**THE INPUT:**
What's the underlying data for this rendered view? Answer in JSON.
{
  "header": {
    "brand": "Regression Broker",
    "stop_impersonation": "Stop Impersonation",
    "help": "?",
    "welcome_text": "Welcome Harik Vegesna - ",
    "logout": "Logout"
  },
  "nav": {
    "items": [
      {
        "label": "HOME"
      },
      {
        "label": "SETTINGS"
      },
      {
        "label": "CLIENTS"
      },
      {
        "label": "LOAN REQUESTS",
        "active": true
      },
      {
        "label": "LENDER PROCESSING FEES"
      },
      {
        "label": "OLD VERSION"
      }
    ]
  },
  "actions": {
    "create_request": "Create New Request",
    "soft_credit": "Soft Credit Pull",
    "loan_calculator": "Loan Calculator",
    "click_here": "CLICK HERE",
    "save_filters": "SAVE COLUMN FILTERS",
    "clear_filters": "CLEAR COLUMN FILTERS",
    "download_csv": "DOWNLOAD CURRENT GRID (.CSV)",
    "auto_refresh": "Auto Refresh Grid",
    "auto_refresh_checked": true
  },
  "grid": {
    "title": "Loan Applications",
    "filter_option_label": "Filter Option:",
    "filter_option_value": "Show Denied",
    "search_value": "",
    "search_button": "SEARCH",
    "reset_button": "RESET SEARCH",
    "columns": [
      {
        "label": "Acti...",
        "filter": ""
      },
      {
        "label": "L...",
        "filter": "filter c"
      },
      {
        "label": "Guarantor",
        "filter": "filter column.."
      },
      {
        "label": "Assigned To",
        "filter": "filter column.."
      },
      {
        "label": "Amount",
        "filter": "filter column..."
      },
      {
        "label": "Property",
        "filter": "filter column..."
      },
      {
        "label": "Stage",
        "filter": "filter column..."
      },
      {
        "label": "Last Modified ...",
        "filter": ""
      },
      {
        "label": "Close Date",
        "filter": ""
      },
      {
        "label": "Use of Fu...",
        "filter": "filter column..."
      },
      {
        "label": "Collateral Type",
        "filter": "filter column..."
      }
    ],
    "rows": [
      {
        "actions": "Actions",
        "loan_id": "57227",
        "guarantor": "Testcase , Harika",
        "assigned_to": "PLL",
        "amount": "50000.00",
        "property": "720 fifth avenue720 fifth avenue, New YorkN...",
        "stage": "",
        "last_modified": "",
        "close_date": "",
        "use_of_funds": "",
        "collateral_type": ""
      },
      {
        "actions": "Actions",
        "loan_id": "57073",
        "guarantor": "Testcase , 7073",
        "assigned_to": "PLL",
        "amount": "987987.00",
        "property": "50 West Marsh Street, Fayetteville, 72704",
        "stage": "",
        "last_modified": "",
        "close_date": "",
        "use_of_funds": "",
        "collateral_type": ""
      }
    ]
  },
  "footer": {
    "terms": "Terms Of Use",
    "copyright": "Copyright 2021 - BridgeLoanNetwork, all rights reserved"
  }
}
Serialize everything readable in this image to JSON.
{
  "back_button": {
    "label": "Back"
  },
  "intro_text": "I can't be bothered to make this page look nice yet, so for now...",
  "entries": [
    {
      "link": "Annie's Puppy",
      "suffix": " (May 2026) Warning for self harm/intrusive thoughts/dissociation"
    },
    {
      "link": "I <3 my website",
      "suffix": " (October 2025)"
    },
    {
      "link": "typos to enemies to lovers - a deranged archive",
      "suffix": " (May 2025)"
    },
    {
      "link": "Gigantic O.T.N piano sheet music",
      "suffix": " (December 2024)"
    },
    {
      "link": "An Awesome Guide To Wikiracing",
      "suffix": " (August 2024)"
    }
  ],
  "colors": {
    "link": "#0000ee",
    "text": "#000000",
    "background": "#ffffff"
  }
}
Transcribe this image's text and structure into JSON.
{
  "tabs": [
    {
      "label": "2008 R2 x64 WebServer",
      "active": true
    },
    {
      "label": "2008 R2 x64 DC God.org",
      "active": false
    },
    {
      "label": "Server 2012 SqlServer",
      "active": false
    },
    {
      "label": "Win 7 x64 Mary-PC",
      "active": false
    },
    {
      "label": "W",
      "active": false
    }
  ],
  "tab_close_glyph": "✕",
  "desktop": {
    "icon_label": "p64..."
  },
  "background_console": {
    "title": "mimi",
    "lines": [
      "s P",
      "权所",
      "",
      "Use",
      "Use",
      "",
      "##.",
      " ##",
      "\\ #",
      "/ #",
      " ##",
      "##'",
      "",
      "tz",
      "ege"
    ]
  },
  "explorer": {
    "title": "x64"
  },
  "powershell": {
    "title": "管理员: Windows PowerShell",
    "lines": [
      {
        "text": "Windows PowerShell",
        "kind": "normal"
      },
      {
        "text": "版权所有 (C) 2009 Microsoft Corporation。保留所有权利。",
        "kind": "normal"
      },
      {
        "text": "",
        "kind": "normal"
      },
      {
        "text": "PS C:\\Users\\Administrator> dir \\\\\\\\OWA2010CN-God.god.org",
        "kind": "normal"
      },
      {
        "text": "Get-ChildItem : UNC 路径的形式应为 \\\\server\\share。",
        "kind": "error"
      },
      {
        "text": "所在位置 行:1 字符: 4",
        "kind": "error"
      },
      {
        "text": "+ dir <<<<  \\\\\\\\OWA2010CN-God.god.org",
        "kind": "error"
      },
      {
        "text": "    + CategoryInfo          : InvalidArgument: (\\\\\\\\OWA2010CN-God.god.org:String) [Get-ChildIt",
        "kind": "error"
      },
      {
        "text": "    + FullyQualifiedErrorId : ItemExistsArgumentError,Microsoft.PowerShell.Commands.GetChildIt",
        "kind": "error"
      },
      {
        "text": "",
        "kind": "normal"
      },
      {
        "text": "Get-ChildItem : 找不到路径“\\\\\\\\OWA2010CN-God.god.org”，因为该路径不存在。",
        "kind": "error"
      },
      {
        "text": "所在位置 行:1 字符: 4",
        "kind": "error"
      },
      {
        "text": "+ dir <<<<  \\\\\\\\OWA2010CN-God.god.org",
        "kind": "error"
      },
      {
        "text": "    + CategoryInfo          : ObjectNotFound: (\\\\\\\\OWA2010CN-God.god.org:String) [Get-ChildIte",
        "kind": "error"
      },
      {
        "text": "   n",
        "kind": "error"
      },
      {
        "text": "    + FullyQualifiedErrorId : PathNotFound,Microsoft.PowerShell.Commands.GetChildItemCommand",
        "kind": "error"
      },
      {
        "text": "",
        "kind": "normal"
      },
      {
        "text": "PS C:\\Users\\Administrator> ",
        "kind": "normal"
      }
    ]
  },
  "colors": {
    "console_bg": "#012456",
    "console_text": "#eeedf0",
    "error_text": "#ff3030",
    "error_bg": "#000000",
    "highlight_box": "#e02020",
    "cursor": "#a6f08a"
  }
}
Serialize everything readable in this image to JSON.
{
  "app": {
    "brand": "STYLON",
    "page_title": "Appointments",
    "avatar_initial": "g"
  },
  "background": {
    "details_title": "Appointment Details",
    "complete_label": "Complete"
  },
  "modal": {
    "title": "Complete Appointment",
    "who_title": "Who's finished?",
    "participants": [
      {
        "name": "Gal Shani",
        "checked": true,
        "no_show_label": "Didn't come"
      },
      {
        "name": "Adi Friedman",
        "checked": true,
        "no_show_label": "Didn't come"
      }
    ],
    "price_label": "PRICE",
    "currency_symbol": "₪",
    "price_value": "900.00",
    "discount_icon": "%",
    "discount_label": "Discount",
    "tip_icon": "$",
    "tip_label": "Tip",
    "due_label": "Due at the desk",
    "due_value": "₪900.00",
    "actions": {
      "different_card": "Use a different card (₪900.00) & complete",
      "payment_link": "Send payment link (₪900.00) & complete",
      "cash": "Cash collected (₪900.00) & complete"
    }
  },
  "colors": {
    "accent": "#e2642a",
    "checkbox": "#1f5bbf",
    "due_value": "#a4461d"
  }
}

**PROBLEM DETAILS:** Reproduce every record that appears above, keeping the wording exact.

**OUTPUT OF THE EXERCISE:**
What's the underlying data for this rendered view? Answer in JSON.
{
  "header": {
    "brand": "Regression Broker",
    "stop_impersonation": "Stop Impersonation",
    "help": "?",
    "welcome_text": "Welcome Harik Vegesna - ",
    "logout": "Logout"
  },
  "nav": {
    "items": [
      {
        "label": "HOME"
      },
      {
        "label": "SETTINGS"
      },
      {
        "label": "CLIENTS"
      },
      {
        "label": "LOAN REQUESTS",
        "active": true
      },
      {
        "label": "LENDER PROCESSING FEES"
      },
      {
        "label": "OLD VERSION"
      }
    ]
  },
  "actions": {
    "create_request": "Create New Request",
    "soft_credit": "Soft Credit Pull",
    "loan_calculator": "Loan Calculator",
    "click_here": "CLICK HERE",
    "save_filters": "SAVE COLUMN FILTERS",
    "clear_filters": "CLEAR COLUMN FILTERS",
    "download_csv": "DOWNLOAD CURRENT GRID (.CSV)",
    "auto_refresh": "Auto Refresh Grid",
    "auto_refresh_checked": true
  },
  "grid": {
    "title": "Loan Applications",
    "filter_option_label": "Filter Option:",
    "filter_option_value": "Show Denied",
    "search_value": "",
    "search_button": "SEARCH",
    "reset_button": "RESET SEARCH",
    "columns": [
      {
        "label": "Acti...",
        "filter": ""
      },
      {
        "label": "L...",
        "filter": "filter c"
      },
      {
        "label": "Guarantor",
        "filter": "filter column.."
      },
      {
        "label": "Assigned To",
        "filter": "filter column.."
      },
      {
        "label": "Amount",
        "filter": "filter column..."
      },
      {
        "label": "Property",
        "filter": "filter column..."
      },
      {
        "label": "Stage",
        "filter": "filter column..."
      },
      {
        "label": "Last Modified ...",
        "filter": ""
      },
      {
        "label": "Close Date",
        "filter": ""
      },
      {
        "label": "Use of Fu...",
        "filter": "filter column..."
      },
      {
        "label": "Collateral Type",
        "filter": "filter column..."
      }
    ],
    "rows": [
      {
        "actions": "Actions",
        "loan_id": "57227",
        "guarantor": "Testcase , Harika",
        "assigned_to": "PLL",
        "amount": "50000.00",
        "property": "720 fifth avenue720 fifth avenue, New YorkN...",
        "stage": "",
        "last_modified": "",
        "close_date": "",
        "use_of_funds": "",
        "collateral_type": ""
      },
      {
        "actions": "Actions",
        "loan_id": "57073",
        "guarantor": "Testcase , 7073",
        "assigned_to": "PLL",
        "amount": "987987.00",
        "property": "50 West Marsh Street, Fayetteville, 72704",
        "stage": "",
        "last_modified": "",
        "close_date": "",
        "use_of_funds": "",
        "collateral_type": ""
      }
    ]
  },
  "footer": {
    "terms": "Terms Of Use",
    "copyright": "Copyright 2021 - BridgeLoanNetwork, all rights reserved"
  }
}
Serialize everything readable in this image to JSON.
{
  "back_button": {
    "label": "Back"
  },
  "intro_text": "I can't be bothered to make this page look nice yet, so for now...",
  "entries": [
    {
      "link": "Annie's Puppy",
      "suffix": " (May 2026) Warning for self harm/intrusive thoughts/dissociation"
    },
    {
      "link": "I <3 my website",
      "suffix": " (October 2025)"
    },
    {
      "link": "typos to enemies to lovers - a deranged archive",
      "suffix": " (May 2025)"
    },
    {
      "link": "Gigantic O.T.N piano sheet music",
      "suffix": " (December 2024)"
    },
    {
      "link": "An Awesome Guide To Wikiracing",
      "suffix": " (August 2024)"
    }
  ],
  "colors": {
    "link": "#0000ee",
    "text": "#000000",
    "background": "#ffffff"
  }
}
Transcribe this image's text and structure into JSON.
{
  "tabs": [
    {
      "label": "2008 R2 x64 WebServer",
      "active": true
    },
    {
      "label": "2008 R2 x64 DC God.org",
      "active": false
    },
    {
      "label": "Server 2012 SqlServer",
      "active": false
    },
    {
      "label": "Win 7 x64 Mary-PC",
      "active": false
    },
    {
      "label": "W",
      "active": false
    }
  ],
  "tab_close_glyph": "✕",
  "desktop": {
    "icon_label": "p64..."
  },
  "background_console": {
    "title": "mimi",
    "lines": [
      "s P",
      "权所",
      "",
      "Use",
      "Use",
      "",
      "##.",
      " ##",
      "\\ #",
      "/ #",
      " ##",
      "##'",
      "",
      "tz",
      "ege"
    ]
  },
  "explorer": {
    "title": "x64"
  },
  "powershell": {
    "title": "管理员: Windows PowerShell",
    "lines": [
      {
        "text": "Windows PowerShell",
        "kind": "normal"
      },
      {
        "text": "版权所有 (C) 2009 Microsoft Corporation。保留所有权利。",
        "kind": "normal"
      },
      {
        "text": "",
        "kind": "normal"
      },
      {
        "text": "PS C:\\Users\\Administrator> dir \\\\\\\\OWA2010CN-God.god.org",
        "kind": "normal"
      },
      {
        "text": "Get-ChildItem : UNC 路径的形式应为 \\\\server\\share。",
        "kind": "error"
      },
      {
        "text": "所在位置 行:1 字符: 4",
        "kind": "error"
      },
      {
        "text": "+ dir <<<<  \\\\\\\\OWA2010CN-God.god.org",
        "kind": "error"
      },
      {
        "text": "    + CategoryInfo          : InvalidArgument: (\\\\\\\\OWA2010CN-God.god.org:String) [Get-ChildIt",
        "kind": "error"
      },
      {
        "text": "    + FullyQualifiedErrorId : ItemExistsArgumentError,Microsoft.PowerShell.Commands.GetChildIt",
        "kind": "error"
      },
      {
        "text": "",
        "kind": "normal"
      },
      {
        "text": "Get-ChildItem : 找不到路径“\\\\\\\\OWA2010CN-God.god.org”，因为该路径不存在。",
        "kind": "error"
      },
      {
        "text": "所在位置 行:1 字符: 4",
        "kind": "error"
      },
      {
        "text": "+ dir <<<<  \\\\\\\\OWA2010CN-God.god.org",
        "kind": "error"
      },
      {
        "text": "    + CategoryInfo          : ObjectNotFound: (\\\\\\\\OWA2010CN-God.god.org:String) [Get-ChildIte",
        "kind": "error"
      },
      {
        "text": "   n",
        "kind": "error"
      },
      {
        "text": "    + FullyQualifiedErrorId : PathNotFound,Microsoft.PowerShell.Commands.GetChildItemCommand",
        "kind": "error"
      },
      {
        "text": "",
        "kind": "normal"
      },
      {
        "text": "PS C:\\Users\\Administrator> ",
        "kind": "normal"
      }
    ]
  },
  "colors": {
    "console_bg": "#012456",
    "console_text": "#eeedf0",
    "error_text": "#ff3030",
    "error_bg": "#000000",
    "highlight_box": "#e02020",
    "cursor": "#a6f08a"
  }
}
Serialize everything readable in this image to JSON.
{
  "app": {
    "brand": "STYLON",
    "page_title": "Appointments",
    "avatar_initial": "g"
  },
  "background": {
    "details_title": "Appointment Details",
    "complete_label": "Complete"
  },
  "modal": {
    "title": "Complete Appointment",
    "who_title": "Who's finished?",
    "participants": [
      {
        "name": "Gal Shani",
        "checked": true,
        "no_show_label": "Didn't come"
      },
      {
        "name": "Adi Friedman",
        "checked": true,
        "no_show_label": "Didn't come"
      }
    ],
    "price_label": "PRICE",
    "currency_symbol": "₪",
    "price_value": "900.00",
    "discount_icon": "%",
    "discount_label": "Discount",
    "tip_icon": "$",
    "tip_label": "Tip",
    "due_label": "Due at the desk",
    "due_value": "₪900.00",
    "actions": {
      "different_card": "Use a different card (₪900.00) & complete",
      "payment_link": "Send payment link (₪900.00) & complete",
      "cash": "Cash collected (₪900.00) & complete"
    }
  },
  "colors": {
    "accent": "#e2642a",
    "checkbox": "#1f5bbf",
    "due_value": "#a4461d"
  }
}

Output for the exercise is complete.